OLD KING COLE.
439
It seems to be established that there was an ancient king of Britain named King Cole, and tradition places him in the third century. There was a famous cloth-manufacturer, of Reading, England, whose nickname of King Cole became proverbial through an apparently popular story-book of the sixteenjf century, and "Old Cole" was a standing nickname among the dramatists of the Elizabethan age. So it is not to be wondered at that the name should be celebrated in a ballad.

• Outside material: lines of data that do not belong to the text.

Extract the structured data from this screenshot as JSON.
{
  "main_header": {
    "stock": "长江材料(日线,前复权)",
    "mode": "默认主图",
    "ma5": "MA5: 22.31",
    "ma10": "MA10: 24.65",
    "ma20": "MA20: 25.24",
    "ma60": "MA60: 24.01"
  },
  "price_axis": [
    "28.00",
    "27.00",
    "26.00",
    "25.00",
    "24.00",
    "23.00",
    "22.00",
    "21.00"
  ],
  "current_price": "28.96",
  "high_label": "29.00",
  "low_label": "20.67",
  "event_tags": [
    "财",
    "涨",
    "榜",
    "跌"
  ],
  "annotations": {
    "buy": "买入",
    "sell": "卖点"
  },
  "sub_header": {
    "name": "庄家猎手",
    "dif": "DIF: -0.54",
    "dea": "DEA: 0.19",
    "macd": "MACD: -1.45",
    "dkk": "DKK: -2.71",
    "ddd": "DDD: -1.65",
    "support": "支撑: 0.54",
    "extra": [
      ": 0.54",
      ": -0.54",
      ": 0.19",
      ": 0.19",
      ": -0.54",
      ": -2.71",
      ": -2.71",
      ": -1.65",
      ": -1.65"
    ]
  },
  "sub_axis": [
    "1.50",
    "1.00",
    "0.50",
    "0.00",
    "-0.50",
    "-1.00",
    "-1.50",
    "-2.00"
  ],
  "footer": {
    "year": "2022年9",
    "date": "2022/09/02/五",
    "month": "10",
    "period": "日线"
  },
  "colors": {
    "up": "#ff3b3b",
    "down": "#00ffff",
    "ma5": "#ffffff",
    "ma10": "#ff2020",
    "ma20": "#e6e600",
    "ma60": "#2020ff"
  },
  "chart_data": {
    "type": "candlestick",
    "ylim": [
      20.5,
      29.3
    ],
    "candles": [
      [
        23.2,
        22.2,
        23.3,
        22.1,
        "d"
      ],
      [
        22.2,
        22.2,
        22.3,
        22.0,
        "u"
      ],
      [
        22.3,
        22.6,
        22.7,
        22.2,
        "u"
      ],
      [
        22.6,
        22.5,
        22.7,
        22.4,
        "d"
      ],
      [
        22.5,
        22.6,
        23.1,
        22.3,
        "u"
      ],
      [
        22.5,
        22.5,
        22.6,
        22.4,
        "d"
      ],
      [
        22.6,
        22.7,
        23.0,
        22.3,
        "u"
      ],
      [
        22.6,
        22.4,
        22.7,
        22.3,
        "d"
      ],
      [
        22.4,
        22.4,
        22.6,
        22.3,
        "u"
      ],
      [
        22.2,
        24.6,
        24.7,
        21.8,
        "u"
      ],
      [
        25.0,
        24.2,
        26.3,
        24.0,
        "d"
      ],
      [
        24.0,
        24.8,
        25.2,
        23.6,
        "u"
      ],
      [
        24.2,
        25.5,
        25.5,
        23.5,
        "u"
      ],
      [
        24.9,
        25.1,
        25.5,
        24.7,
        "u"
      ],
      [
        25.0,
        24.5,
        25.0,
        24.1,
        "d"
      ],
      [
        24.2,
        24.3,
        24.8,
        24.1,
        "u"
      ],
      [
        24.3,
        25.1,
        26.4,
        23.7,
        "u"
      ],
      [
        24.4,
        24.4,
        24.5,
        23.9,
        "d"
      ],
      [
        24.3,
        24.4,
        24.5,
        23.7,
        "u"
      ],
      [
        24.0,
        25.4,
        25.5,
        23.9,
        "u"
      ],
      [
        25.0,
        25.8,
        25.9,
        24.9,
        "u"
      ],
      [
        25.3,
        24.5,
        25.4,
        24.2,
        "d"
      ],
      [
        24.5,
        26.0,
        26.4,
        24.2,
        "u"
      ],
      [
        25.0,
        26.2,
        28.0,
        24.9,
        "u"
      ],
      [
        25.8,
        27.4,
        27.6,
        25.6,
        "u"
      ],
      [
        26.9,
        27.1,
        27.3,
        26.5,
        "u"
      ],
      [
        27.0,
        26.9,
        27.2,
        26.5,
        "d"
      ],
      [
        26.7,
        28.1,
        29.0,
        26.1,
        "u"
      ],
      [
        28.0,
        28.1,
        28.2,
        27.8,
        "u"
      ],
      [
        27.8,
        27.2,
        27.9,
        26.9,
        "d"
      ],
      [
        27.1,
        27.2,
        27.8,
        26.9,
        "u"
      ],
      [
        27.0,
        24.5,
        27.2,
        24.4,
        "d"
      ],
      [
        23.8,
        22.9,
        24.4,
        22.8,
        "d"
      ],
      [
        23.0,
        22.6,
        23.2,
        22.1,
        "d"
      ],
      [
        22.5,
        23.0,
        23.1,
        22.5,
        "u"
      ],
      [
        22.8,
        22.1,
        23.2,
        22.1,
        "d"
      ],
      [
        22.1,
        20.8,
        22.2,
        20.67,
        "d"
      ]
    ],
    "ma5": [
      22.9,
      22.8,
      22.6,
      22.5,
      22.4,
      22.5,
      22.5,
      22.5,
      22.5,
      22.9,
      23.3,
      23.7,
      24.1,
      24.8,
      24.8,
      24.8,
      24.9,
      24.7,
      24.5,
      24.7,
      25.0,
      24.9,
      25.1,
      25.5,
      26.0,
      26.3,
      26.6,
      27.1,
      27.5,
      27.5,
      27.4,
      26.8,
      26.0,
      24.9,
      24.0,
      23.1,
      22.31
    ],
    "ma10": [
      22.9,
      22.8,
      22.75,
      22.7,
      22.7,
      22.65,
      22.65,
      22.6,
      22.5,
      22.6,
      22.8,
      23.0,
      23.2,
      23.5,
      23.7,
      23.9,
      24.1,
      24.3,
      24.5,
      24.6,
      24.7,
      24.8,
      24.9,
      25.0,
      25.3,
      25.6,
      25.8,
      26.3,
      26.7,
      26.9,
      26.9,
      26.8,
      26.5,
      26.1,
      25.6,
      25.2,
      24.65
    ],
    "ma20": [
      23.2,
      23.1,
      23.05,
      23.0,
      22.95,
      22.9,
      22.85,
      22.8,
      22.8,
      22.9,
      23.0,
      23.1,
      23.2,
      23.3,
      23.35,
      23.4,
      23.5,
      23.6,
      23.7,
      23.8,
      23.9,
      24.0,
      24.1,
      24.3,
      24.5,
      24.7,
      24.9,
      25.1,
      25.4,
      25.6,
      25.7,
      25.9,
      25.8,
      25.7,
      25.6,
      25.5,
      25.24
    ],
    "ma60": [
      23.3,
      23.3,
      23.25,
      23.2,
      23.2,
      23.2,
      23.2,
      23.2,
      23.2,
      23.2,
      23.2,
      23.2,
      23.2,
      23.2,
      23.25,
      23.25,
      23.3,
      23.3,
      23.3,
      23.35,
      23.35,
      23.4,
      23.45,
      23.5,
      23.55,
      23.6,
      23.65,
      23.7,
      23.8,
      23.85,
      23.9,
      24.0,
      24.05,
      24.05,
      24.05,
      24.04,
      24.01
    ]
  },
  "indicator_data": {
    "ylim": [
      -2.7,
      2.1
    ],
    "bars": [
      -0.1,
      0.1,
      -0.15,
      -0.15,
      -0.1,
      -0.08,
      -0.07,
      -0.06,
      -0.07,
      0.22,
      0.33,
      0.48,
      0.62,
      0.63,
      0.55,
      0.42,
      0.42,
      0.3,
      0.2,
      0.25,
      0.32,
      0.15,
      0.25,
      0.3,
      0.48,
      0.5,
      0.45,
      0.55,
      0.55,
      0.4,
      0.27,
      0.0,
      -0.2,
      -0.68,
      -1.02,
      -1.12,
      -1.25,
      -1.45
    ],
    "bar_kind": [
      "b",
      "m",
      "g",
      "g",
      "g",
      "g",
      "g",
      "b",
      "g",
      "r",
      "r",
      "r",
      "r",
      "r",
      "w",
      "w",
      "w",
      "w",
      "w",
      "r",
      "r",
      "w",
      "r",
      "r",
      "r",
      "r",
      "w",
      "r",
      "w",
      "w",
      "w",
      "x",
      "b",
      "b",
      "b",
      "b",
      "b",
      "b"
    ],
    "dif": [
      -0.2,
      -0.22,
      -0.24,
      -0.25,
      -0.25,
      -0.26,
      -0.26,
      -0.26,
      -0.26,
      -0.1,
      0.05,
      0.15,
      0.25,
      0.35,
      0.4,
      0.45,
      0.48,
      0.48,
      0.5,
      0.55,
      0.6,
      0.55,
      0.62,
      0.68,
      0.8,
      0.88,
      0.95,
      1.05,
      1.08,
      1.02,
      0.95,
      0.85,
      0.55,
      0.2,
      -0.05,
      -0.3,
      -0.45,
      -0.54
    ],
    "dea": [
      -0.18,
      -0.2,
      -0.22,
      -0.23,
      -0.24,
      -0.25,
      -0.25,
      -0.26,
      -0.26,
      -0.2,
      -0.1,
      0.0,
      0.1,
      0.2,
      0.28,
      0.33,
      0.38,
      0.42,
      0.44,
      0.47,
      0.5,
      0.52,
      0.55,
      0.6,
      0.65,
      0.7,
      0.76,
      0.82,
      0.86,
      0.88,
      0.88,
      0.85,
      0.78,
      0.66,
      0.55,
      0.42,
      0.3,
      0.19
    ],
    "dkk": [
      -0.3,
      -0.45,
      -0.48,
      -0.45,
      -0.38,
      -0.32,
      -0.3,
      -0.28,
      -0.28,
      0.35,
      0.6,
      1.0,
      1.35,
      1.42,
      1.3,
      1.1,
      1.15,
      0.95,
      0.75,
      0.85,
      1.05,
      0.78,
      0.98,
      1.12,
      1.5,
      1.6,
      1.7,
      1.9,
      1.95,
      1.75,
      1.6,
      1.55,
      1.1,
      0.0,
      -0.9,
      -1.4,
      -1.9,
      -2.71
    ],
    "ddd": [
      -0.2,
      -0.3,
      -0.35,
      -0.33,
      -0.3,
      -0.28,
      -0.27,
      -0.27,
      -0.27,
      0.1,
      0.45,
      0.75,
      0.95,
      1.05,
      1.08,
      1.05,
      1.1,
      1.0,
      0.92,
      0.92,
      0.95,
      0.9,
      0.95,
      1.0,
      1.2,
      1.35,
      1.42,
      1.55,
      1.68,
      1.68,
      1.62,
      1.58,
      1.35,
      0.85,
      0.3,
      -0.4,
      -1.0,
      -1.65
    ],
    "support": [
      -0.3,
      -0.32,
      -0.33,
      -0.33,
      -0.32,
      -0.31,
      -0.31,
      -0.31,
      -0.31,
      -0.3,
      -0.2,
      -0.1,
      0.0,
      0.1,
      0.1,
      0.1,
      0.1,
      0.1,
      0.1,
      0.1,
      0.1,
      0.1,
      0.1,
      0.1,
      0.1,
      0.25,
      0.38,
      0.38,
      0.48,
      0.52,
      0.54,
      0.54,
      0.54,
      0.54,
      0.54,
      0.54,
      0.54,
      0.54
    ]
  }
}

The original song probably gave birth to the idea of " Johnny Schmoker;" for there were innumerable stanzas, with words to imitate tbe instrument called for, and the whole list was repeated at the close of each stanza.
" The harpers three, twang-a-twang," " The armorers three, rub-a-dub," etc.
Two stanzas of the modern song run thus :
Old King Cole, though a merry old soul,
Nor read nor write could he; For to read and write, 'twere useless, quite,
When he kept a secretary. So his mark for " Rex" was a single " X "
And his drink was ditto dOURle; For he scorned the fetters of four-and-twenty letters,
And it sav'd him a vast deal of trOURle.
For Old King Cole, etc.
On Old King Cole's left cheek was a mole,
So he called for his secretary ; And he bade him look in a fortune-telling book,
And read him his destiny. And the secretary said, when his fate he had read,
And cast his nativity, A mole on the face boded something would take place,
But not what that something might be.
For Old King Cole, etc.








E-Book - An Annotated Compendium of Old Time American Songs by James Alverson III